However, the public health response may further break the curve in this case, where we ee explosive growth in deaths soon, and an overwhelm of the health care systems capacity around the country. We may very well see growth in death rates exceed case growth rates for the cohort.
Yes, we definitely expect to see a lag between growth rates of cases and deaths, it is odd that even when this seems to be present it is only a couple of days to a week. I think this may be partly due to delays in diagnosis. 17.8 days is between onset of symptoms to death. However there is normally a lag between onset of symptoms and diagnosis (onset to hospitalisation I think is generally a bit less than a week) but even this still leaves a theoretical 10+ day lag.
That is all based on relative numbers within a country. Comparing CFR (case fatality rate) values between countries is notoriously unreliable due to testing capability. Looking at naive CFR I think the UK are about to overtake Italy as having the worst CFR in this set of 10 despite being earlier in their epidemic. This is either due to being worse at testing or better at diagnosing deaths as being COVID related (some countries aren't counting deaths which don't occur in hospital - source). CFR in the US is low compared to where other countries were at similar points in their epidemic so I guess it won't reach 10% but it is likely to reach 5%.
Thank you - this is very helpful to me.
I spent a few days looking at this, doing simulations etc. The zone where you slow the growth rate to a low rate, not exploding and not collapsing, is very narrow. It is roughly R0 = 0.98 to 1.10.
1. The effect on R0 of a given set of measures is quite uncertain and hard to predict, and
2. To flatten the curve without causing a collapse in cases you need to hit a very narrow zone,
the implication is that to be confident that you will not have an explosion, you need to target an implosion in cases. If you think you can finesse "how much can we get away with" you are probably kidding yourself.
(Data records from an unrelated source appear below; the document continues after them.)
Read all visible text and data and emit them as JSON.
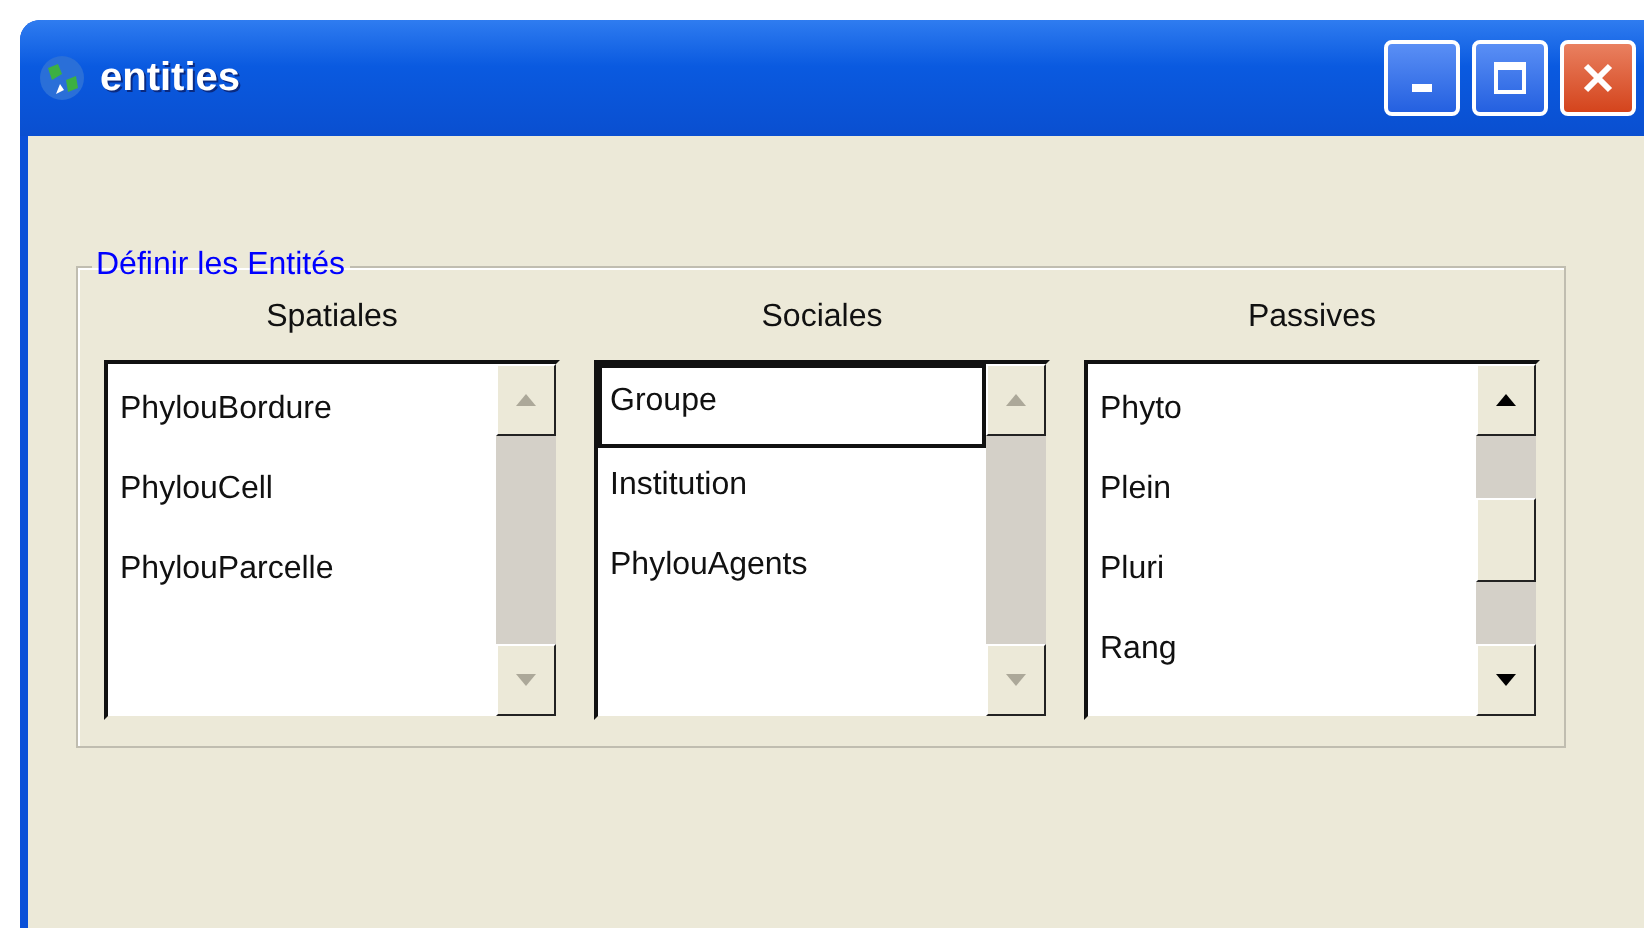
{
  "window": {
    "title": "entities"
  },
  "group": {
    "title": "Définir les Entités"
  },
  "lists": [
    {
      "heading": "Spatiales",
      "scroll_enabled": false,
      "items": [
        {
          "label": "PhylouBordure",
          "focused": false
        },
        {
          "label": "PhylouCell",
          "focused": false
        },
        {
          "label": "PhylouParcelle",
          "focused": false
        }
      ]
    },
    {
      "heading": "Sociales",
      "scroll_enabled": false,
      "items": [
        {
          "label": "Groupe",
          "focused": true
        },
        {
          "label": "Institution",
          "focused": false
        },
        {
          "label": "PhylouAgents",
          "focused": false
        }
      ]
    },
    {
      "heading": "Passives",
      "scroll_enabled": true,
      "items": [
        {
          "label": "Phyto",
          "focused": false
        },
        {
          "label": "Plein",
          "focused": false
        },
        {
          "label": "Pluri",
          "focused": false
        },
        {
          "label": "Rang",
          "focused": false
        }
      ]
    }
  ]
}
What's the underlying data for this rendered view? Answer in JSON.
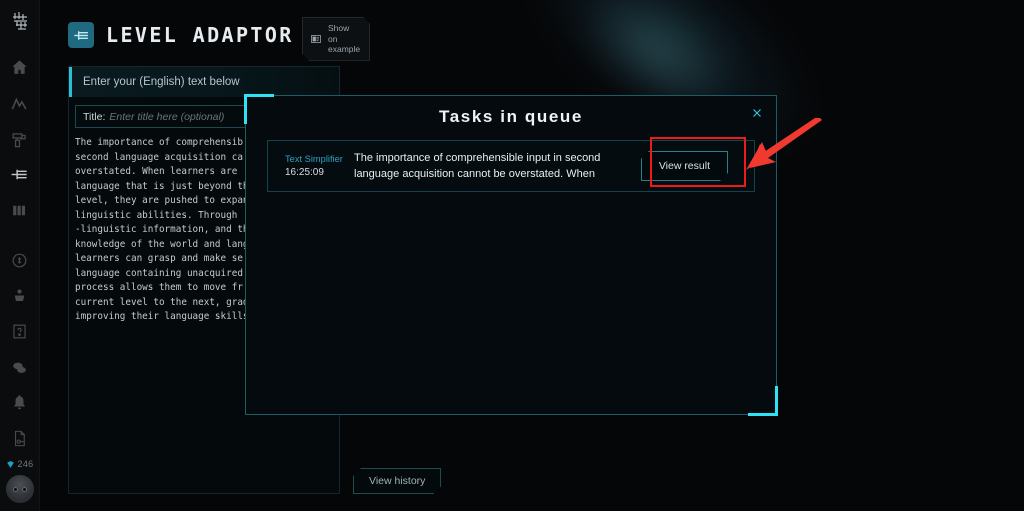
{
  "sidebar": {
    "logo_icon": "brand-glyph-icon",
    "items": [
      {
        "name": "home",
        "icon": "home-icon"
      },
      {
        "name": "analytics",
        "icon": "trend-line-icon"
      },
      {
        "name": "paint",
        "icon": "paint-roller-icon"
      },
      {
        "name": "level-adaptor",
        "icon": "level-adaptor-icon",
        "active": true
      },
      {
        "name": "library",
        "icon": "books-icon"
      },
      {
        "name": "rewards",
        "icon": "coin-refresh-icon"
      },
      {
        "name": "ink",
        "icon": "ink-pot-icon"
      },
      {
        "name": "help",
        "icon": "question-box-icon"
      },
      {
        "name": "chat",
        "icon": "chat-bubbles-icon"
      },
      {
        "name": "notifications",
        "icon": "bell-icon"
      },
      {
        "name": "documents",
        "icon": "document-icon"
      }
    ],
    "gem": {
      "icon": "gem-icon",
      "count": "246"
    },
    "avatar_icon": "user-avatar"
  },
  "header": {
    "brand_icon": "level-adaptor-logo-icon",
    "brand": "LEVEL ADAPTOR",
    "show_example": {
      "icon": "example-board-icon",
      "line1": "Show on",
      "line2": "example"
    }
  },
  "panel": {
    "heading": "Enter your (English) text below",
    "title_label": "Title:",
    "title_placeholder": "Enter title here (optional)",
    "body_text": "The importance of comprehensib\nsecond language acquisition ca\noverstated. When learners are \nlanguage that is just beyond th\nlevel, they are pushed to expan\nlinguistic abilities. Through \n-linguistic information, and th\nknowledge of the world and lang\nlearners can grasp and make se\nlanguage containing unacquired \nprocess allows them to move fr\ncurrent level to the next, grad\nimproving their language skills"
  },
  "view_history_label": "View history",
  "modal": {
    "title": "Tasks in queue",
    "close_icon": "close-icon",
    "task": {
      "name": "Text Simplifier",
      "time": "16:25:09",
      "snippet": "The importance of comprehensible input in second language acquisition cannot be overstated. When",
      "action_label": "View result"
    }
  },
  "annotation": {
    "highlight_color": "#ee1c19",
    "arrow_icon": "red-arrow-icon"
  },
  "colors": {
    "accent_cyan": "#2fe3f5",
    "accent_teal": "#2f9fc0",
    "background": "#050608"
  }
}
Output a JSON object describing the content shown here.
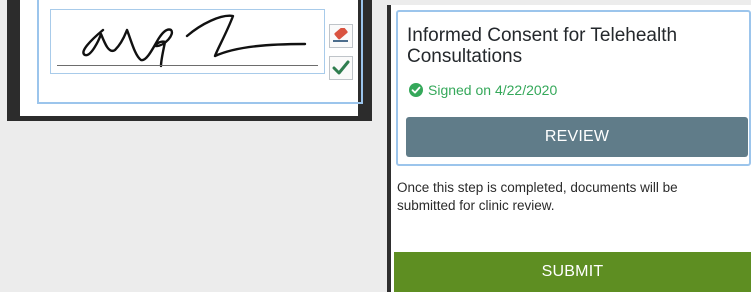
{
  "signature_pad": {
    "clear_icon": "eraser-icon",
    "accept_icon": "checkmark-icon",
    "colors": {
      "frame": "#2c2c2c",
      "border": "#9cc5ec",
      "ink": "#111111",
      "accept": "#2f7d4f"
    }
  },
  "consent": {
    "title": "Informed Consent for Telehealth Consultations",
    "status_icon": "check-circle-icon",
    "signed_text": "Signed on 4/22/2020",
    "review_label": "REVIEW",
    "instructions": "Once this step is completed, documents will be submitted for clinic review.",
    "submit_label": "SUBMIT",
    "colors": {
      "signed": "#35a85a",
      "review_button": "#607c89",
      "submit_button": "#5e8e22",
      "card_border": "#9cc5ec"
    }
  }
}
Yes, holding at a high number is tricky and not particularly desirable. If you get doubling time above 6 days then it’s likely that you’ll start decreasing cases.
I think that the most important thing if trying to hold at a low level whilst relaxing restrictions is ensuring that the doubling time is longer than the incubation time (which is the main lag in your control loop). That way if you have made an error the virus isn’t too far gone before you start to notice and contact tracing for containment remains viable.
This seems to suggest we will experience a cyclical pattern to these events. When we transition to a R0 < that .98 we seem to have things under control and will likely start seeing either relaxing any imposed controls or just relaxing our self imposed constraints on interactions. Then we'll have a few new infections, and R0 then returns to a value above the range so we're back in the epidemic spread phase again.
Does that seem right from this?
I also notice a lot of countries have had two peaks. Possibly this is a combination of stopping overseas visitors, combined with testing focused on overseas arrivals (and neglecting local transmission which is harder to find), combined with a ramp-up of testing which produces a spike in apparent cases.
Do the initial lull in confirmed cases is likely to be a false dawn.